▶ Task directions: Spot each line in the data below containing "reading" and copy it.

Items from a dataset
- - -

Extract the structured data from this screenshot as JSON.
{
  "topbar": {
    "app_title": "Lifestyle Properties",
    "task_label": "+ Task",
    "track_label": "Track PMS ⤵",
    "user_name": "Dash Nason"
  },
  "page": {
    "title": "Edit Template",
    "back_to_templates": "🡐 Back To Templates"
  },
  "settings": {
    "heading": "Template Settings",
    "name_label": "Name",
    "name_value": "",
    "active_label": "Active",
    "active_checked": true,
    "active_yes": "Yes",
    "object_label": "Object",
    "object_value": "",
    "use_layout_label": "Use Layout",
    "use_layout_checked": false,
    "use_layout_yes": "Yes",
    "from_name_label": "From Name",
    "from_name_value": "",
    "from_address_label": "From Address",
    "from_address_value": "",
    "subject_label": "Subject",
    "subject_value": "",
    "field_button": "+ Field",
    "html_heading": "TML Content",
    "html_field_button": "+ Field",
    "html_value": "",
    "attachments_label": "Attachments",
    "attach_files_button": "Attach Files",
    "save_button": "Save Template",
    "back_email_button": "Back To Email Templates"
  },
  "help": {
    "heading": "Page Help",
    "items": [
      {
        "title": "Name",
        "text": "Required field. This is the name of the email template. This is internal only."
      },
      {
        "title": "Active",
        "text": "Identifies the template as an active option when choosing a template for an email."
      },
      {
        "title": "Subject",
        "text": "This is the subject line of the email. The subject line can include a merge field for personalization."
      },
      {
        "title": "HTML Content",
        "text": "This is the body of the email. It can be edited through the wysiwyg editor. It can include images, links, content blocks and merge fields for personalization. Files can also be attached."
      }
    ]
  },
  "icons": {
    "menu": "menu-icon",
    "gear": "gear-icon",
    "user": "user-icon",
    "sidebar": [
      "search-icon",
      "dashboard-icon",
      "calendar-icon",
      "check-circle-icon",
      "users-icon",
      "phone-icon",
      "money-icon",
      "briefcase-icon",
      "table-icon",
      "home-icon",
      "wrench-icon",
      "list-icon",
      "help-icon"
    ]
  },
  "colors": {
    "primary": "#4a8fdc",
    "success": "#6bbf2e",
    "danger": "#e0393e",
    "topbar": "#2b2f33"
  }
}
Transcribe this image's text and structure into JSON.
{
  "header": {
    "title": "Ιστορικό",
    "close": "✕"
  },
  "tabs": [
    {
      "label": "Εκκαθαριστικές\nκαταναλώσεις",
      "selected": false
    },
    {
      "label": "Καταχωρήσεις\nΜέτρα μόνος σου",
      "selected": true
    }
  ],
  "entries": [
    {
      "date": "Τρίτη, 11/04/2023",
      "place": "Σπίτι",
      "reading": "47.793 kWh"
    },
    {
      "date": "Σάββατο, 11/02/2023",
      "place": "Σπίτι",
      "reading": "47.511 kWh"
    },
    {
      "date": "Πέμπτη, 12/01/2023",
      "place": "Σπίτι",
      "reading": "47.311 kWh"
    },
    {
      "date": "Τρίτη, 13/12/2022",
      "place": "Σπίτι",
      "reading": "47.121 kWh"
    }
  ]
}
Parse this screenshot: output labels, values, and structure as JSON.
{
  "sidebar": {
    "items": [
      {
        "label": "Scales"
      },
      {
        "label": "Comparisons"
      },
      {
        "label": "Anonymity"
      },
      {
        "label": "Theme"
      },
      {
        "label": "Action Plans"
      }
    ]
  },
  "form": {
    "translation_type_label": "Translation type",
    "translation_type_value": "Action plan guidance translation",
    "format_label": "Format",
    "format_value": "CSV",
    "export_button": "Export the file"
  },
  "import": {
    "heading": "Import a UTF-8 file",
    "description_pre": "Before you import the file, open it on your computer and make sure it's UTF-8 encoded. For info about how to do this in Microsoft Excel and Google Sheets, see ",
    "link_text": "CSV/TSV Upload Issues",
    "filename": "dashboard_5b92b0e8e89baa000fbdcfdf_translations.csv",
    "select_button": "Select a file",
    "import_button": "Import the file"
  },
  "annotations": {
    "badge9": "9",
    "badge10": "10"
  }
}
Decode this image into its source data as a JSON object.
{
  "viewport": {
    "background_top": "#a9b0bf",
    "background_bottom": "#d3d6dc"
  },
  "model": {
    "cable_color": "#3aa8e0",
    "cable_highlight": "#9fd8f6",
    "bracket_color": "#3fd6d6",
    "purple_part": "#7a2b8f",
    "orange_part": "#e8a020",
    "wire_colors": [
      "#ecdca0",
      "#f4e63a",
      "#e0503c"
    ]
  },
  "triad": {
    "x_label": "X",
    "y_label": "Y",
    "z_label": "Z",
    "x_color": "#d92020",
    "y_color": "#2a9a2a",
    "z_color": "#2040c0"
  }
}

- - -

▶ Response to this task:
      "reading": "47.793 kWh"
      "reading": "47.511 kWh"
      "reading": "47.311 kWh"
      "reading": "47.121 kWh"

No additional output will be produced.